The Movement’s facade sure is lovely. We had peered into the window of this studio dozens of times while speed walking through Flatiron. Dazzled by the bright, welcoming entry, the fancy coconut water and the abundant swag available for purchase, we slowed our pace and thought, “Hey, we better get on this new spot that seems to be getting it all right.” Our first experience inside The Movement was enough to shatter that mirage. Past the front desk veneer, things got bleaker; we heard shouts emanating from various rooms as we walked the hall back to the lockers.Then it was time for our class to start, and sh*t got dark.
The Movement has a number of signature classes, from dance, to yoga to HIIT (high intensity interval training, for you acronym h8ers out there). We could either commend them for trying to do it all, or say they’re kind of all over the place. Our experience confirmed the latter. We bit on the “ReXist360 HIIT” class, described as a high intensity resistance training class, using these special patented resistance training bands, which we assumed must be life-changing, because why else patent them, and flaunt said patenting.
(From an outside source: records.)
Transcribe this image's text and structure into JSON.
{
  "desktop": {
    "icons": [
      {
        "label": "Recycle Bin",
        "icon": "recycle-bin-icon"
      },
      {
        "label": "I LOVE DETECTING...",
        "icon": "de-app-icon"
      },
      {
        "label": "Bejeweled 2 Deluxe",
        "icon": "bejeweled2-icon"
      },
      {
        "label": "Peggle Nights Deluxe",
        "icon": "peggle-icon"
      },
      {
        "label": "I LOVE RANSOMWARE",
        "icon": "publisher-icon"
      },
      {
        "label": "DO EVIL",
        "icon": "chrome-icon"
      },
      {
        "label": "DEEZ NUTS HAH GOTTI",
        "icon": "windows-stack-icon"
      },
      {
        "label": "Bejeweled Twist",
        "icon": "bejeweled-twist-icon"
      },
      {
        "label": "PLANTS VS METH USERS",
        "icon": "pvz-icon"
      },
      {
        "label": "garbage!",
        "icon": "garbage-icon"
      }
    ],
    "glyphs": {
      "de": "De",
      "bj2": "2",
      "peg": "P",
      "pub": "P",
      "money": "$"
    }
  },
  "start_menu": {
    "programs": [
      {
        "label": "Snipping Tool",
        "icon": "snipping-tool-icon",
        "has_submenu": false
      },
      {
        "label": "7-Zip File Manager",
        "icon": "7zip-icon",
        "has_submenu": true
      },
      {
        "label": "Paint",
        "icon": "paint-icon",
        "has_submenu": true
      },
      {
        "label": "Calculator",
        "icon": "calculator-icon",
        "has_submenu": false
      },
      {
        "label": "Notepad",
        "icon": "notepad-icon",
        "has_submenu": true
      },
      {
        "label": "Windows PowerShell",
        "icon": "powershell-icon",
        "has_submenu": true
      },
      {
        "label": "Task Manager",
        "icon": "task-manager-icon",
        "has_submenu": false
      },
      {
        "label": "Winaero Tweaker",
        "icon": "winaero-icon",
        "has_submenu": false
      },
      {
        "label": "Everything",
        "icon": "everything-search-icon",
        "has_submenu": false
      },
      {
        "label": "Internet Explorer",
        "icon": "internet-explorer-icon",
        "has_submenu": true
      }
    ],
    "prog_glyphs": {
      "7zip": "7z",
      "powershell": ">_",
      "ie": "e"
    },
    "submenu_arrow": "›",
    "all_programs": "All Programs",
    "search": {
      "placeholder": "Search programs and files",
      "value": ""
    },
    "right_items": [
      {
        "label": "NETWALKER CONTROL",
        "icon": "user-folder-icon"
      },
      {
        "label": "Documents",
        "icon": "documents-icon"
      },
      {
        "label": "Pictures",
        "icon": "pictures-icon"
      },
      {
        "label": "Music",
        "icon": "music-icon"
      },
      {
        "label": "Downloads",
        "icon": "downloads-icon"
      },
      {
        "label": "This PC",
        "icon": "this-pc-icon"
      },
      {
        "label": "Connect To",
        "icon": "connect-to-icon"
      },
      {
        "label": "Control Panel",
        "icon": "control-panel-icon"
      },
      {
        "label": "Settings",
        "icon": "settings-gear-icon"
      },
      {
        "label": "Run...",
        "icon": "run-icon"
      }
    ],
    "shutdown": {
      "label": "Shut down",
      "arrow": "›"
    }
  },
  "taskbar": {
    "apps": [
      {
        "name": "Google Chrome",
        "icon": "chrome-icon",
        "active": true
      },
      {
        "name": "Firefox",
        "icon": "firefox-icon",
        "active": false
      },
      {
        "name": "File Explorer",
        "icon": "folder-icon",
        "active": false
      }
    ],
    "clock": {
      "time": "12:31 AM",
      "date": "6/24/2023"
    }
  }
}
Despite the 5-minute tutorial from our instructor at the beginning of class, it turns out it was a major b*tch to get these genius bands (with their 12 straps and 20 pieces of velcro) onto our bodies; so much so that we are now convinced that our bachelor’s degrees are worthless, and it’s clear that we are yet another failure of the United States education system. Getting these bands to stay on throughout class was equally arduous. Bottom line, we’re not sold what makes these so great versus regular resistance loops, and we’re sorry they probably spent time and good money patenting them.
Once workout #1 of getting the bands on was complete, workout #2 commenced. Our instructor, who we initially mistook for being soft-spoken (wrong, so wrong), barked us through various “pushes” and “sprints,” uttering primal screams of encouragement throughout the 45 minute class. We repeated combinations of lunges, skaters, squats,
burpees, squat jumps, high knees, mountain climbers on gliding discs (more equipment, yay!), hollowman holds and bicycle crunches – all familiar high intensity training moves, which we’re guessing the special band was supposed to elevate (it didn’t). Yes, that’s a lot of sh*t. Yes, we passed through most exercises too quickly to feel the effects. No, we could not tell the difference between pushes and sprints. No, it did not flow in a seamless or logical fashion. Oh, there was also a barre-like “toning” section for glutes and abs in the last 5 minutes of class, which came out of nowhere, and felt even more random than the rest of the disjointed workout.
If we sound borderline schizophrenic writing this, it’s because we’re trying to reflect the true nature of this experience. This workout was out of this world; but not in the way we wanted it to be. The Movement, transported us out of Flatiron and the 21st century to a dystopian future where boutique fitness studios neglect the art of a well-planned (and executed) class, and rely on unnecessarily complicated accessories that kill a workout, rather than make it killer.
Gonna Cost You
$26/class ($1 of which is donated to the National Brain Tumor Society), and they have lots of packages (and promos) that drive down that per class price. Water and such are for sale, too. Also worth noting, classes at The Movement are readily available on ClassPass, so we’d recommend that route if you feel compelled to try it.
On top of an underwhelming playlist, half-baked explanations and demonstrations, our instructor didn’t have much personality. To be honest, she might have intended her screeching (well, we really go back and forth between barking and screeching) to be energizing and encouraging, but that got lost in translation to the human language. We could see a rockstar instructor improving The Movement experience, at least marginally, but we’re not up for scoping out the entire roster.
There are lockers, a bathroom and a changing room, but expect pretty tight quarters and being closer to more sweaty bodies than probably desired.